So many varieties to choose from to add colour and brighten your garden.
Plumeria are easily propagated from cuttings.
Generally, Plumeria that are propagated from cuttings may bloom within the first year.
These Frangipani trees with exotic tropical flowers will provide fragrance to their garden.
So, hurry to the garden nurseries in your neighbourhood to buy a Plumeria to add to your garden.
Plant Profile, Culture and Propagation :
Botanical Name: Plumeria
- Common Names: Frangipani, Plumeria (also used as a common name).
- Family Name: Apocynaceae.
- Etymology: The genus name Plumeria is named in honour of the 17th century French botanist Charles Plumier. The common name Frangipani comes from the 16th century Marquess of the noble family in Italy who invented a plumeria-scented perfume.
Origin: Native to Mexico, Central America, the Caribbean and as far south as Brazil.
They are naturalised plants in southern and southeastern Asia and worldwide.
- Plant type: An ornamental tropical tree.
Features: Plumeria comprises of about a dozen accepted species of flowering plants.
Plumeria is generally a small tree growing to below 9 meter tall.
It comes in many sizes, including the dwarf ones, the medium and the tall ones too.
Its broad and usually round-head canopy is often about as wide as its height.
Some cultivars are upright and compact while others are lanky with an open canopy.
Dwarf types are becoming available with good evergreen foliage but the flower qualities are poor.
The flowers are tubular, expanding into a pinwheel of five petals
that averages 5-7.6 cm in diameter.
It may be white, red, yellow, pink, blue, purple or multiple colours.
The hybrids differ in their profusion of blooms, with some producing more than 200 flowers per cluster and others only 50-60 flowers.
When the blooms first open, it may have very vibrant colours and very strong scent.
The longer the bloom stays open, the colours and fragrance will slowly vanish.
A single inflorescence may bear flowers for five months, although the last flowers are small and infrequent.
The flowers come in varying colours of white, pink, red, orangy-red and multiple colours.
Plumeria flowers are most fragrant at night in order to lure sphinx moths to pollinate them.
The flowers yield no nectar, but simply to dupe their pollinators.
Plumerias only occasionally produce seed.
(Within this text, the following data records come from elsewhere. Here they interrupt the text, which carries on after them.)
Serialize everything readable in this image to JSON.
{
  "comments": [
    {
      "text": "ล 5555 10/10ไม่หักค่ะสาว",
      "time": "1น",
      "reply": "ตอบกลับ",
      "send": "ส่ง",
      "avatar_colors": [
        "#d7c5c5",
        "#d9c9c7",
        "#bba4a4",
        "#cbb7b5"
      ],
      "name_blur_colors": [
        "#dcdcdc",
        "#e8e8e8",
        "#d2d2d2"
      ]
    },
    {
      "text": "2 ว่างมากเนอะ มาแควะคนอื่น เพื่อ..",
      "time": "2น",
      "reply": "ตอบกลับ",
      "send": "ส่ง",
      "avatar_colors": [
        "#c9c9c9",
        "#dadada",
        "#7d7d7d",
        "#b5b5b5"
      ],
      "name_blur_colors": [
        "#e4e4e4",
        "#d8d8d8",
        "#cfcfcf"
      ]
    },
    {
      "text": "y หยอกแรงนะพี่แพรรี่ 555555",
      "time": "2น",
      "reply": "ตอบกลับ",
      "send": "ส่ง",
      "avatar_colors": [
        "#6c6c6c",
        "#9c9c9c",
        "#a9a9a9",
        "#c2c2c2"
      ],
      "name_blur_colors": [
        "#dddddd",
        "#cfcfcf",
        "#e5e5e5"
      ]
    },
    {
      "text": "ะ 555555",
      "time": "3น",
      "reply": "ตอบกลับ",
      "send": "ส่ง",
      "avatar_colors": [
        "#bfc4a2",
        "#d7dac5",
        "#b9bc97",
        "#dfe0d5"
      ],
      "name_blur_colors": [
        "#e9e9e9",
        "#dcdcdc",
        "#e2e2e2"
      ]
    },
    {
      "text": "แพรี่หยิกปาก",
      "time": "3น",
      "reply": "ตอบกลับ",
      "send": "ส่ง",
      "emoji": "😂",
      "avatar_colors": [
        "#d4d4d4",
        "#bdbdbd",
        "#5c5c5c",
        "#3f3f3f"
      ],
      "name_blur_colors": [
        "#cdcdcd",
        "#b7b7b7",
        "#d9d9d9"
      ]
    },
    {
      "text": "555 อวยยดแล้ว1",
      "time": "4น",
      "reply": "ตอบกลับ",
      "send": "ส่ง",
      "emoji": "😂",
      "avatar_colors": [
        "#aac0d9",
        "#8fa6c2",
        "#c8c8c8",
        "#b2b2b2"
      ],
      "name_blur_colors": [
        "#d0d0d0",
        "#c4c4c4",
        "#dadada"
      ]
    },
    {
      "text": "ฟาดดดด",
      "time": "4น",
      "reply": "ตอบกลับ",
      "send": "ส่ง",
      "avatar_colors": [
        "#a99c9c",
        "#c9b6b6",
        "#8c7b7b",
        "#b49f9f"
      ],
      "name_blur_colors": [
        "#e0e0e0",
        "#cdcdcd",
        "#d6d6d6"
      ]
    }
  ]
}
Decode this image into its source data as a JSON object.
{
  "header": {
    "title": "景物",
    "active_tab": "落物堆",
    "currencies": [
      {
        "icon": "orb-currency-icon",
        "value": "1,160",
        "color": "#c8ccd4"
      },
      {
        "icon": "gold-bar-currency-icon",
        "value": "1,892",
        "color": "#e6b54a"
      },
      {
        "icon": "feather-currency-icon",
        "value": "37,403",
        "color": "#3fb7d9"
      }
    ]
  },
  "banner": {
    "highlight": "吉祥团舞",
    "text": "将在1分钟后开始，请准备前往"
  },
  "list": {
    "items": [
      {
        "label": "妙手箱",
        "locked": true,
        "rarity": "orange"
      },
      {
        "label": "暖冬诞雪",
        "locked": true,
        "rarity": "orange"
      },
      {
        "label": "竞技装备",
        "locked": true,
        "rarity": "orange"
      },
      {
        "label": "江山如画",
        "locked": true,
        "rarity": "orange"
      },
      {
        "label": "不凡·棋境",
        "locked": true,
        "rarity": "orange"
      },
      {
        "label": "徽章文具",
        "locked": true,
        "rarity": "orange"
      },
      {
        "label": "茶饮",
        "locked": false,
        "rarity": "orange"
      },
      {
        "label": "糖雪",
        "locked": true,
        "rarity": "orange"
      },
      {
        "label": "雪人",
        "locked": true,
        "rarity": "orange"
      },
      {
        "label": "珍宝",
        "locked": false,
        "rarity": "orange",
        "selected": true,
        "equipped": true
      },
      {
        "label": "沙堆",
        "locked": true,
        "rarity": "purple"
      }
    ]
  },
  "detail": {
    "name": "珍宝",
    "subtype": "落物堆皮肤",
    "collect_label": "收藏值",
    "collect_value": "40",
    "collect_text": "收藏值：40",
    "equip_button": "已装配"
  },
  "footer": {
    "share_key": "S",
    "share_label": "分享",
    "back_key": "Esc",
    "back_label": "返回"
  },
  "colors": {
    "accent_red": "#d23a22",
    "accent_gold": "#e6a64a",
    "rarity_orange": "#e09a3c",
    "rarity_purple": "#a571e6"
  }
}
When pollinated, the flower produces two hard, narrow, pointed pods up to 17 cm. long containing 20-60 winged seeds. Maturation of the seed pods is usually in early spring from a pervious season’s pollination.
Culture (Care): Plumeria or Frangipani can be easily grown with minimum care.
Light: Best with full sun.
Moderate water needs. It has moderate wind resistance and salt tolerance.
Soil: Best in slightly acidic and well-drained soil. However, it can tolerate any commercial garden soil with good drainage.
Others: Prune to keep the canopy low, encourage branching and making harvesting of flowers more convenient, especially for commercial flower production.
Branched cuttings are selected for propagating and the branch axil is set low to the ground to result in a shorter-statured plant. Once established in the ground, a Plumeria can reach 0.6-0.9 meter in 6 years, given adequate fertilizer and moisture. Feed Plumeria with 10-30-10 every 3-4 months, distributing the fertilizer around the plant to 0.6 meter beyond the foliage line. Stems that are shrivelled, bent and have been infested with the plumeria stem borer should be removed back to their juncture with a main branch (or lower if there is internal discolouration) and destroyed. Take note that all parts of Plumeria exude a milky latex when damaged. The poisonous latex may irritate eyes and skin. Generally Plumeria has few disease problems. However, do watch out for a black mould that may develop on stems and leaves when scale insects, whiteflies or mealybugs are present.
For subtropical and temperate regions: Hardiness: USDA Zone 9 – 11.
Plumeria grows best in zones mentioned above. There is a Plumeria species known as Plumeria obtusa, commonly known as ‘Singapore’ that retains its leaves and flowers in winter. For deciduous types, the leaves will fall during winter and new leaves will emerge during or following the spring flowering period. Pruning is easiest in winter, allowing leaf drop, but heavy pruning sacrifices the spring bloom.
Easily from cuttings of 30-60 cm long leafless stem tips in spring. Cuttings are allowed to dry at the base before planting in well-drained soil. Cuttings are particularly susceptible to rot in moist soil. Alternatively, Plumeria can be propagated from seeds that take about 3 years or more to produce flowers. Tip cuttings is the preferred choice since plants started from cuttings will generally flower within the first year.
Plumeria is ideal as a common ornamental in yards and in other planned landscapes. It can be ground grown or in large tubs/containers. A beautiful addition to any tropical garden. Plumeria or Frangipani are excellent as an accent or specimen plant or for flower production to adorn the hair or simply for their fragrance.